My Name is Bilal by Asma Mobin-Uddin, illustrated by Barbara Kiwak. After someone pulls off his sister's headscarf, Bilal worries that maybe he should hide the fact that he his Muslim from his classmates. His compassionate teacher gives him a book about a brave Muslim named Bilal and Bilal decides to stand up for his sister, earning the respect of his peers.
Nelson Mandela by Kadir Nelson. Nelson is an amazing illustrator and he brings to life the journey of Mandela when, at the age of nine, his mother sent him off to school. After witnessing the struggles of poor Africans and the unjust and cruel apartheid system in South Africa, he dedicated his life to work towards ending apartheid. Nelson Mandela is one of the most important social justice leaders of the last 100 years and every child should be familiar with his work. This is a gorgeous book to start with.
The People Shall Continue by Simon J. Ortiz, illustrated by Sharol Graves. Beginning with Creation and following through to the usurpation of their lands, Ortiz has crafted a powerful and accessible history of Native Americans. It is also a story of survival and the importance of community. A must read for everyone.
Four Feet, Two Sandals by Karen Lynn Williams, illustrated by Khadra Mohammed. No discussion of global social justice would be complete without a discussion of refugees in crisis. Two girls in a Pakistan refugee camp each find one shoe. Lina and Feroza meet and decide to share the sandals. A friendship develops and they share details about why they have come to the camp. The text contains descriptions about life in the camp, such as waiting in long lines for water, washing clothes in the river and waiting at home while boys go to school. This is an important book that humanizes the experiences of children in refugee camps.

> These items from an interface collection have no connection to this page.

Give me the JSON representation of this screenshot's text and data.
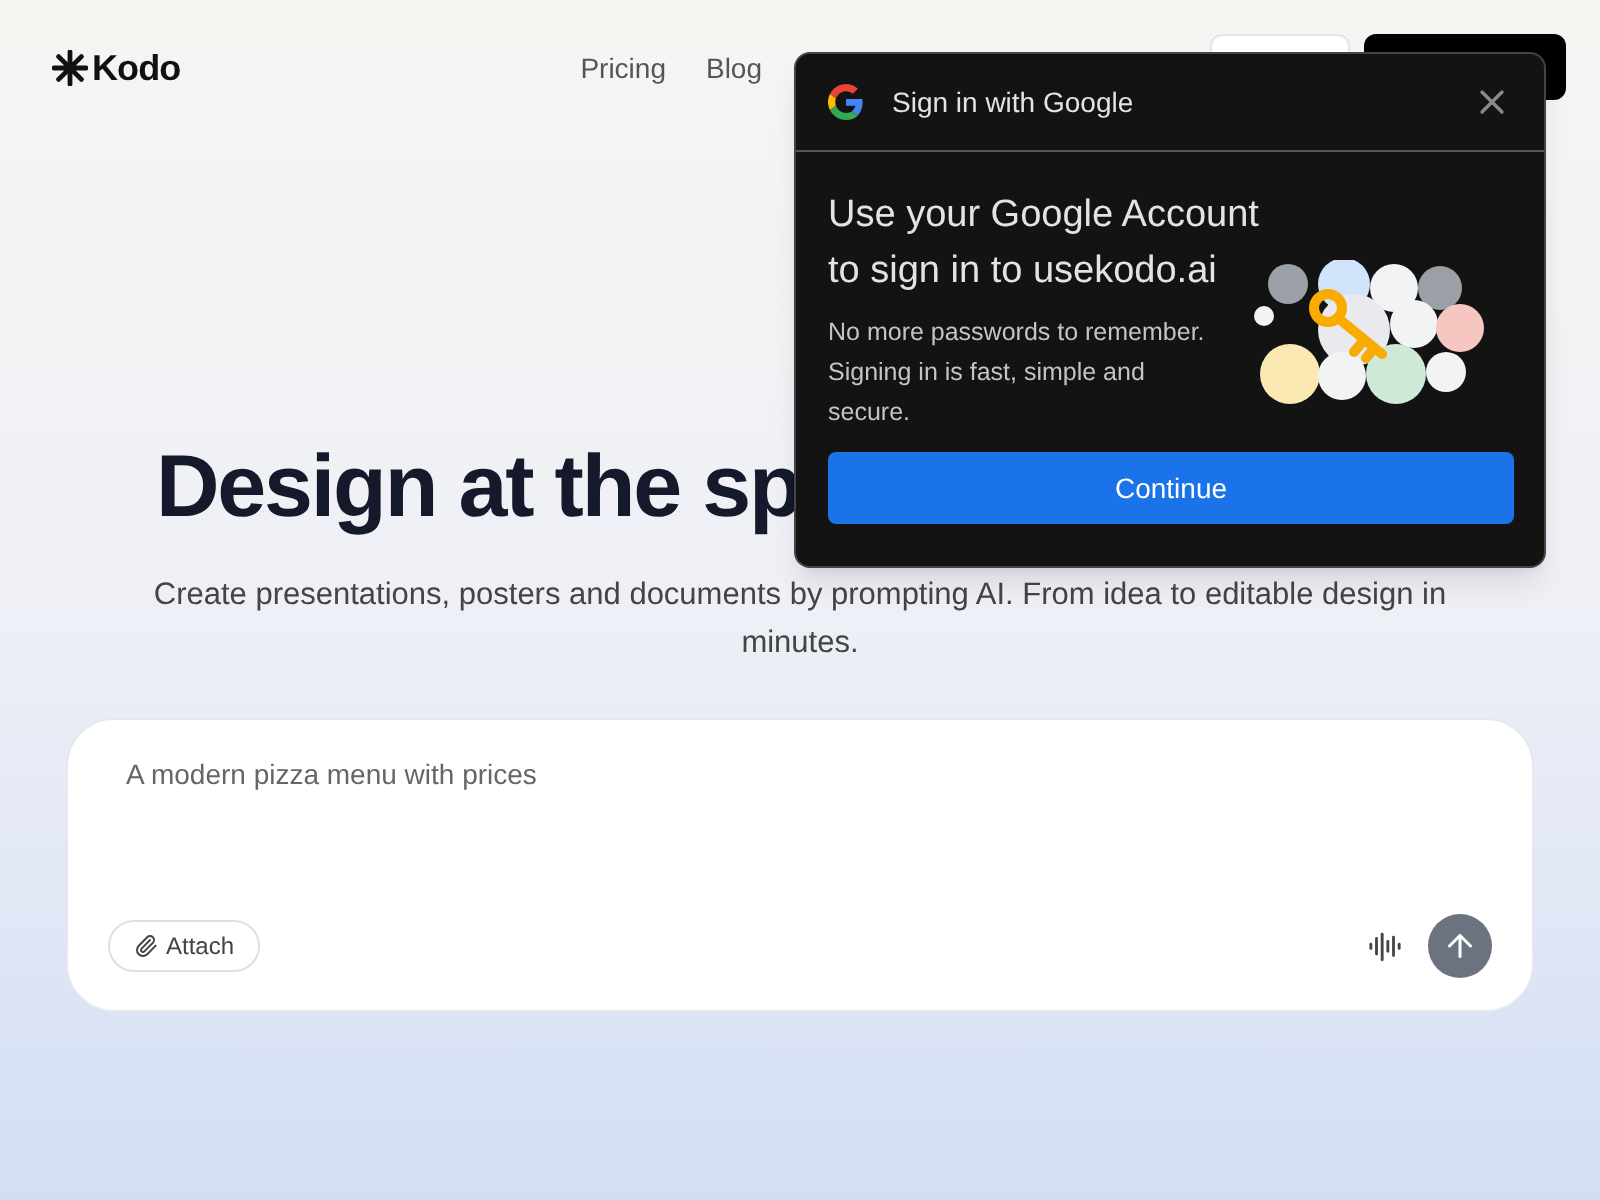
{
  "header": {
    "logo": "Kodo",
    "nav": [
      "Pricing",
      "Blog"
    ]
  },
  "hero": {
    "title": "Design at the sp",
    "subtitle": "Create presentations, posters and documents by prompting AI. From idea to editable design in minutes."
  },
  "prompt": {
    "placeholder": "A modern pizza menu with prices",
    "attach": "Attach"
  },
  "google_popup": {
    "title": "Sign in with Google",
    "heading": "Use your Google Account to sign in to usekodo.ai",
    "body": "No more passwords to remember. Signing in is fast, simple and secure.",
    "button": "Continue"
  }
}
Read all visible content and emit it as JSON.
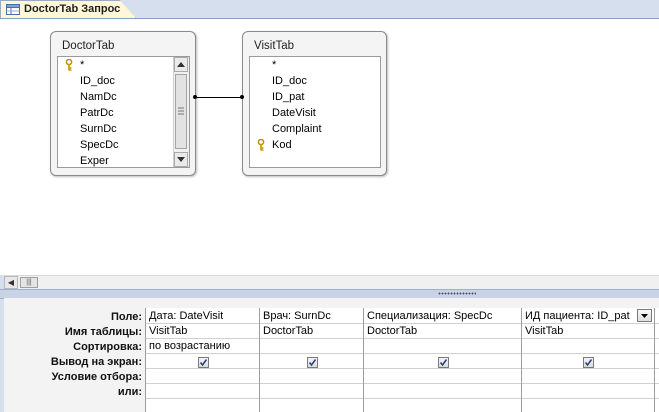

Emmanuel's Dream: The True Story of Emmanuel Ofosu Yeboah. Emmanuel was born in Ghana with only one leg. Most children with disabilities didn’t go to school, but Emanuel was determined and hopped two miles each way to attend school. After his mother died, he decided to honor her last words by proving “that being disabled does not mean being unable.” He completed the astounding feat of bicycling 400 miles in 10 days. An author’s note describes his continuing work and successes on behalf of disabled persons in Ghana.
Pride: The Story of Harvey Milk and the Rainbow Flag by Rob Sanders, illustrated by Steven Salerno. This is an excellent picture book biography about Milk, an activist who wanted to make the world a more equal and welcoming place for all people. The narrative focuses on Milk's relentless dream and message of hope, as well as the story of the rainbow flag as an enduring symbol that love is love.
Nasreen's Secret School: A True Story from Afghanistan by Jeanette Winter. This is a powerful story of how the Taliban forbid girls to go to school, yet Nasreen's grandmother took great risks to sent Nasreen to a secret school. It is narrated by the grandmother, which is an unusual choice by Winter, but an effective one in allowing kids to have a bit of distance from the emotional roller coaster of the story. There is violence, so preview the book to ensure it is appropriate for your child.